▶ Task objective
Go through the entries below and tally each line holding the string "Default". Return the number only.

(Records drawn from a dataset)
----------

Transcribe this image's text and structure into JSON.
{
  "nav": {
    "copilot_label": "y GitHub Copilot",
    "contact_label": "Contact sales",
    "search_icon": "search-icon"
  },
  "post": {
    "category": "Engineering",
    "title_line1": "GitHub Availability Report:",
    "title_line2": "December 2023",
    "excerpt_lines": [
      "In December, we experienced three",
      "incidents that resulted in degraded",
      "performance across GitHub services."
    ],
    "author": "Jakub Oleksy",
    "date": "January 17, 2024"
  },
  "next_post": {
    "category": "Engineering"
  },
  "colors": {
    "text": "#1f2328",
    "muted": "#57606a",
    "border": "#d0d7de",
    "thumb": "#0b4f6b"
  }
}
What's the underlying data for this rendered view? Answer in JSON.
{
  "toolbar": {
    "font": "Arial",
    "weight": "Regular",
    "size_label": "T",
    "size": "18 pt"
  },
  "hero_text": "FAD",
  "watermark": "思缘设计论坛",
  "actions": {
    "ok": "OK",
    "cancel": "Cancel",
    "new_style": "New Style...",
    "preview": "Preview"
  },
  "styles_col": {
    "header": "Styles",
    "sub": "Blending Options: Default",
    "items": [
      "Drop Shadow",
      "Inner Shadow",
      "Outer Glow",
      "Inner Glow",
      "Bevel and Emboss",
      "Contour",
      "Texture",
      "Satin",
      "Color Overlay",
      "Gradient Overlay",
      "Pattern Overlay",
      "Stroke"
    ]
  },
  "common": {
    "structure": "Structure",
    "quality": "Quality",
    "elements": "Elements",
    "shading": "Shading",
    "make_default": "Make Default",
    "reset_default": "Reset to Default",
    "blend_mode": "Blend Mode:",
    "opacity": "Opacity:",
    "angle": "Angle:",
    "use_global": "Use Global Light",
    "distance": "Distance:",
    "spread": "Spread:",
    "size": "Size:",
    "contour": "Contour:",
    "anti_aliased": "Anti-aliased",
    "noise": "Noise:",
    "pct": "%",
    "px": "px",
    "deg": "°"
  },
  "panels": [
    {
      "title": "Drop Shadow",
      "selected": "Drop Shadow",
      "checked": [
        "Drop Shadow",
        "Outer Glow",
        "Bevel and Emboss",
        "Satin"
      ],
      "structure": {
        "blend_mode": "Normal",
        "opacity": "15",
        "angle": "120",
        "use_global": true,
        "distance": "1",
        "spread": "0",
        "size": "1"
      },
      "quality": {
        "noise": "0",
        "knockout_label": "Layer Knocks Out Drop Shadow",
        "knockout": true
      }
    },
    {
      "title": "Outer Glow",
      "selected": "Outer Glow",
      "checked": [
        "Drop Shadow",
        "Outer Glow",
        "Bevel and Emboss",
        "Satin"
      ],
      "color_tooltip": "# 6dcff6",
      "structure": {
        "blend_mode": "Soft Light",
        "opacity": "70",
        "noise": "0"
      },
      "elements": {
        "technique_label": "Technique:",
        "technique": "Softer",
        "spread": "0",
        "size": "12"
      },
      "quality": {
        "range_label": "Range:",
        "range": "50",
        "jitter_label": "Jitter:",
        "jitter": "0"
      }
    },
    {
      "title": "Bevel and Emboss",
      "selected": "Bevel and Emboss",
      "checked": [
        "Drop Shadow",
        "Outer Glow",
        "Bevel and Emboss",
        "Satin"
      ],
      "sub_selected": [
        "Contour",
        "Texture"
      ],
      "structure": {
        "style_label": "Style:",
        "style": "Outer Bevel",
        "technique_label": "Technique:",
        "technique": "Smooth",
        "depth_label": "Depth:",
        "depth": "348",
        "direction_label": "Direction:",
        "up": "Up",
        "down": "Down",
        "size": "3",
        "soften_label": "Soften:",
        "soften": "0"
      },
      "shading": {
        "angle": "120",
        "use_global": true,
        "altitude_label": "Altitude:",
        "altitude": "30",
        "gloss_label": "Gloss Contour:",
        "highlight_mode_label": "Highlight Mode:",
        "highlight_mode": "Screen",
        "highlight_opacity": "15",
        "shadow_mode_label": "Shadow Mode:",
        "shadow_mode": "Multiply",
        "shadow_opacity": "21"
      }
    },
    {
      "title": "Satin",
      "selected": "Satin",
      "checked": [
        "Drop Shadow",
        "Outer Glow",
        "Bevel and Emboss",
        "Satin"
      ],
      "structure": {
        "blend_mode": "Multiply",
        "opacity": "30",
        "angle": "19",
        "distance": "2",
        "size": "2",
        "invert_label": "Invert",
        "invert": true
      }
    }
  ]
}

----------

▶ Written answer
3